The Finance Minister, Ken Ofori-Atta, has outlined strategies government intends to leverage through increased production and exports to engineer growth of the economy.
Mr. Ofori-Atta, in his presentation of the 2024 Budget and Economic Policy of government on November 15, 2023, noted that government has identified strategic industries to anchor growth of the Ghanaian manufacturing sector. These strategic anchor industries, he said, are being implemented by the flagship One District-One Factory (1D1F) programme and facilitated by the Free Zones Authority and Export Promotion Authority in collaboration with the Ghana Investment Promotion Centre.
“Ghana aims to be the regional manufacturing hub for West Africa. The 15-month Growth Strategy leverages on the 1D1F and Free Zones projects to attract investments into the industries and create massive job opportunities in Ghana,” he said.
Promotion of trade, industry and export
The strategy, according to him, seeks to increase export revenue through the Ghana Free Zone Authority (GFZA) and Ghana Export Promotion Agency (GEPA).
The Growth Strategy therefore supports implementing interventions which increase our capacity to produce, deepen value-chains, facilitate and modernise storage facilities and increase the shelf-life of products. These improvements are expected to help support exports, build forex exchange buffers and reduce inflation.
He further detailed that through the set targets, export earnings are expected to increase; with increased job opportunities as well as earnings of licenced Free Zone Companies also seeing an increase, among others.
“Altogether, earnings from Non-traditional Exports are expected to increase to US$4billion (2023) and US$4.8billion (2024), from US$3.51 billion (2022). 271 licenced Free Zone Companies are expected to increase earnings to US$2.19billion in 2024, compared to earnings of US$1.8billion from 207 licenced Free Zone Companies in 2022,” Mr. Ofori-Atta projected.
He also stated key interventions government seeks to employ in improving the country’s business environment.
These interventions include enactment of the Business Regulatory Reform bill to enhance the quality and transparency of regulatory administration and establish a predictable regulatory environment; crowding-in private sector financing of US$20billion through Foreign Direct Investments (FDIs) and enhanced public-private dialogues and partnerships; as well a more coordinated and aggressive promotion of FDIs.

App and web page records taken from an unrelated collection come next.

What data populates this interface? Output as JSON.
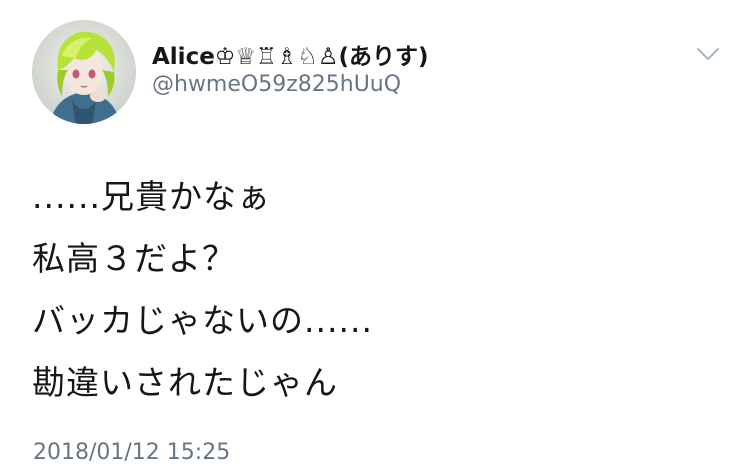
{
  "author": {
    "display_name": "Alice♔♕♖♗♘♙(ありす)",
    "handle": "@hwmeO59z825hUuQ",
    "avatar_icon": "profile-avatar"
  },
  "menu": {
    "icon": "chevron-down-icon",
    "color": "#aab8c2"
  },
  "tweet": {
    "lines": [
      "......兄貴かなぁ",
      "私高３だよ？",
      "バッカじゃないの......",
      "勘違いされたじゃん"
    ],
    "timestamp": "2018/01/12 15:25"
  },
  "colors": {
    "text": "#14171a",
    "secondary": "#657786"
  }
}
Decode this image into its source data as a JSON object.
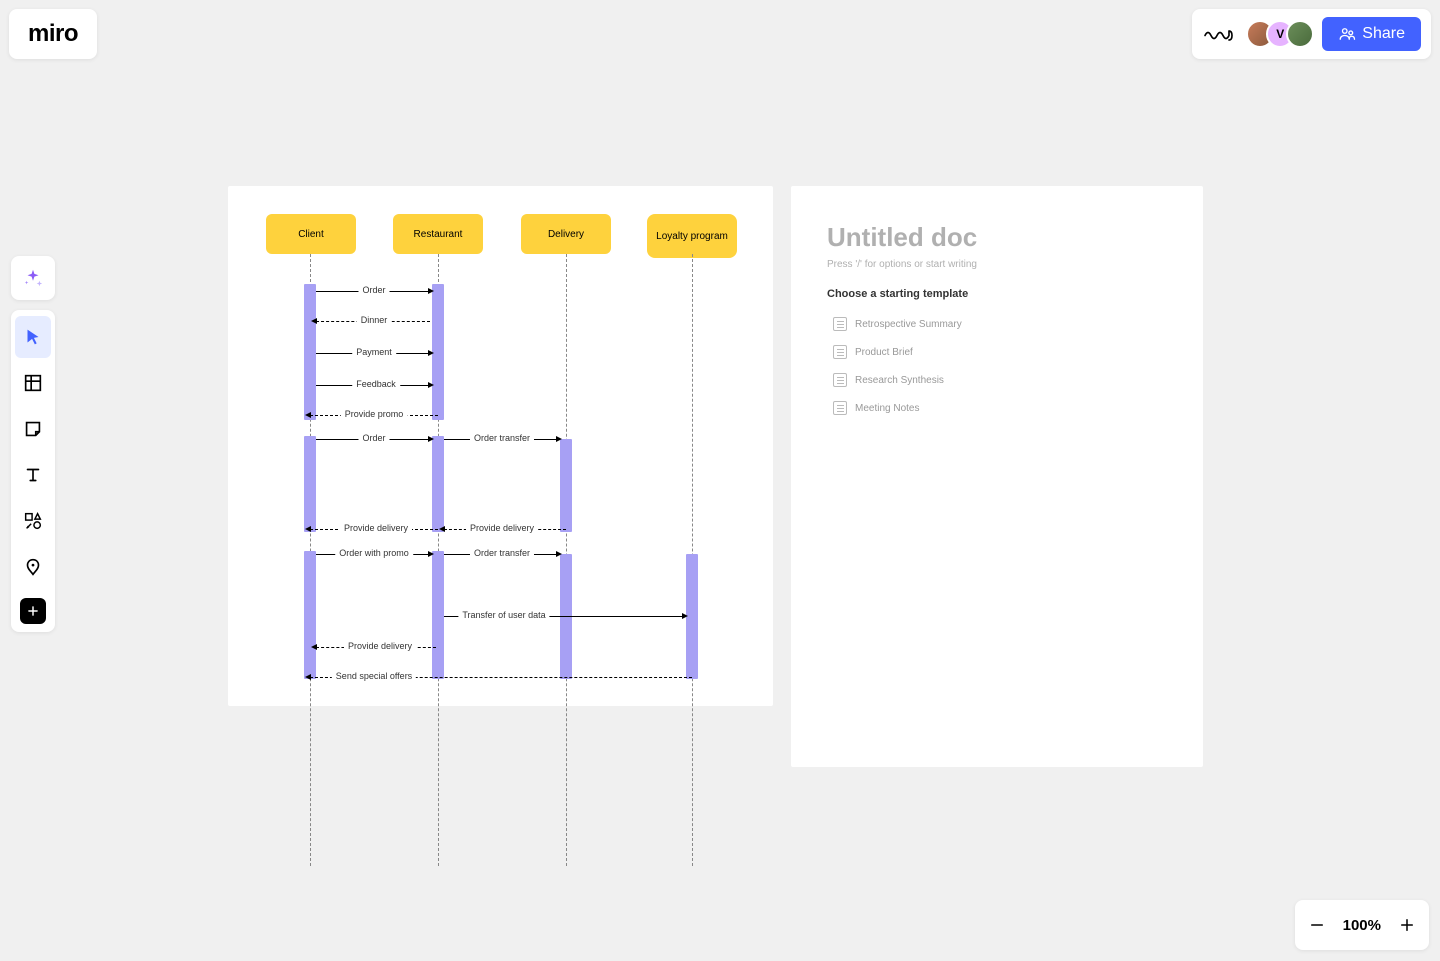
{
  "app": {
    "logo": "miro"
  },
  "header": {
    "avatar_initial": "V",
    "share_label": "Share"
  },
  "toolbar": {
    "tools": [
      "ai",
      "select",
      "frame",
      "sticky",
      "text",
      "shapes",
      "pen",
      "more"
    ]
  },
  "zoom": {
    "level": "100%"
  },
  "diagram": {
    "participants": {
      "client": "Client",
      "restaurant": "Restaurant",
      "delivery": "Delivery",
      "loyalty": "Loyalty program"
    },
    "messages": {
      "m1": "Order",
      "m2": "Dinner",
      "m3": "Payment",
      "m4": "Feedback",
      "m5": "Provide promo",
      "m6": "Order",
      "m7": "Order transfer",
      "m8": "Provide delivery",
      "m9": "Provide delivery",
      "m10": "Order with promo",
      "m11": "Order transfer",
      "m12": "Transfer of user data",
      "m13": "Provide delivery",
      "m14": "Send special offers"
    }
  },
  "doc": {
    "title": "Untitled doc",
    "hint": "Press '/' for options or start writing",
    "section_label": "Choose a starting template",
    "templates": {
      "t1": "Retrospective Summary",
      "t2": "Product Brief",
      "t3": "Research Synthesis",
      "t4": "Meeting Notes"
    }
  }
}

The minister also hinted that as part of the interventions, there will be amendments to the Ghana Investment Promotion Centre (GIPC) – for which he said the Act has been completed and submitted to parliament.
The Growth Strategy sets ambitious targets for easing access to the domestic private sector, including medium- and long-term finance at competitive rates.
By setting ambitious targets for easing access of the domestic private sector, including medium and long-term finance at competitive rates, Mr. Ofori-Atta stated that: “Government will leverage plans of the Development Bank of Ghana (DBG), GIRSAL, Venture Capital Trust Fund (VCTF) and Ghana Investment Infrastructure Fund (GIIF) to provide loans, partial guarantees and venture capital to private entities with transformational and strategic projects in Agriculture, Technology and Industry”.